Secondly, the matchup could provide some clarity on the Tribe’s quarterback dilemma. At the beginning of the season, the starting job was senior quarterback Mike Paulus’s to lose, and he just may have done so. After an anemic offensive showing in the first half of last week’s 13-10 win over New Haven — in which Paulus went 2 of 6 for seven yards and an interception — Laycock turned to the bench. After sophomore Brent Caprio fell from second to third on the depth chart on the heels of subpar showings at Virginia and VMI, sophomore Michael Graham — formerly a walk-on from Charlottesville — got the nod for the second half, going 6 of 11 for 112 yards and a go-ahead touchdown pass.

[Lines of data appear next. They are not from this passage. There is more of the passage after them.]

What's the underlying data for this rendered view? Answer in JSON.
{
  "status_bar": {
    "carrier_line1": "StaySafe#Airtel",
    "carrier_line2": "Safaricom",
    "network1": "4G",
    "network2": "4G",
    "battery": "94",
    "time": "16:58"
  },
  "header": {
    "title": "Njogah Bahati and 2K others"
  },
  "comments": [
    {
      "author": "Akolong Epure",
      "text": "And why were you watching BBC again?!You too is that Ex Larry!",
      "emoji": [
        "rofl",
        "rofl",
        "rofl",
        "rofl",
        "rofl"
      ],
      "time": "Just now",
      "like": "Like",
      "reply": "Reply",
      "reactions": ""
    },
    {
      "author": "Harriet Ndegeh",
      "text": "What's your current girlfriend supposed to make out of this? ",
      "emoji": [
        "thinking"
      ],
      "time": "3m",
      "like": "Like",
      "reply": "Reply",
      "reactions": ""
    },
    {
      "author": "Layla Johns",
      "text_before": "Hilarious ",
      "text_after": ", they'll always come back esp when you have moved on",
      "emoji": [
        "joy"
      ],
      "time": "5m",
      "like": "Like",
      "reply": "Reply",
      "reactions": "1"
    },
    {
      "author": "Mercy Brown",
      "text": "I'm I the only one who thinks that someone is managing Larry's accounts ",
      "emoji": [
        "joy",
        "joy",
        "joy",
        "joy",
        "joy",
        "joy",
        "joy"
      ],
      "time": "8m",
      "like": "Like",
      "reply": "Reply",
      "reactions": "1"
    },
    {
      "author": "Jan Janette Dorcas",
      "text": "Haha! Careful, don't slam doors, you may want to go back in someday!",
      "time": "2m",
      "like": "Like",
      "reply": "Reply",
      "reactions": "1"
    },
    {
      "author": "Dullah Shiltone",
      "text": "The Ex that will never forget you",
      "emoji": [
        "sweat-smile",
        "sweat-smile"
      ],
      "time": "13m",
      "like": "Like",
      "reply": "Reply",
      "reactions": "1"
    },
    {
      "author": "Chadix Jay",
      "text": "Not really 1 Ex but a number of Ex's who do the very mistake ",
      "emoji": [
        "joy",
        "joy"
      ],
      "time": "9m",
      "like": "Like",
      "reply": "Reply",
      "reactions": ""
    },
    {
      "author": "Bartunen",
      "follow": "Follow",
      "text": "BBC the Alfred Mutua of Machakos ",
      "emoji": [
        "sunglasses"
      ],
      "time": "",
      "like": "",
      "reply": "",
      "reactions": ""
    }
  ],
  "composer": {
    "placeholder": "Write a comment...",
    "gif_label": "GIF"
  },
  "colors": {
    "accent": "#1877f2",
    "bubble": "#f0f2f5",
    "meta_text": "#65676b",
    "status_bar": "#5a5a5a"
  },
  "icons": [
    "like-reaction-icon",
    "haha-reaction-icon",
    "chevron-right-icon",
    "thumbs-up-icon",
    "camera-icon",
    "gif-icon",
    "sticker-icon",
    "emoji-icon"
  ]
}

As for who will get the start Saturday, Laycock wouldn’t say, but all indications point to Graham.
“The quarterback situation is still a little bit up in the air obviously,” Laycock said. “I thought [Graham] played relatively well. He did what we asked him to do, his reads were good, his decision-making was good. So as we go into this week it’s going to be an evaluation process. We’ll give him more reps and we’ll see how he does.”
Whoever is under center for the Tribe will be facing a JMU defense that’s been inconsistent thus far. The Dukes’ opponents are averaging 238.3 passing yards per game and 134.7 rushing yards. But Laycock and senior full back Kyle O’Brien raved about their speed on defense.
“They run to the ball extremely aggressively,” Laycock said.
As usual, the College will try to establish a running game early to open up passing lanes. Senior running back Jonathan Grimes has rushed for 241 yards on 59 carries, averaging four per carry, and freshman tailback Keith McBride has ran for 122, averaging 4.4 yards per carry.
But JMU’s offense is what burned the Tribe in the team’s last meeting, when the then-No. 1 College fell in Harrisonburg, 30-24. The Dukes ran the wildcat all over the Tribe, attempting just one pass all game. Sophomore running back Dae’Quan Scott rushed 125 yards and three touchdowns. This year, though, Laycock says their offense is much different.
“We know how good [Scott] can be,” Laycock said. “We didn’t come close to tackling him last year. It’s a very different offense this year from them.”
With the Tribe’s offensive productivity a big question mark thus far, the team will be reliant on its effective defensive unit to slow down Scott.
The defense answered the call last week, grabbing three interceptions against New Haven and allowing just 10 points.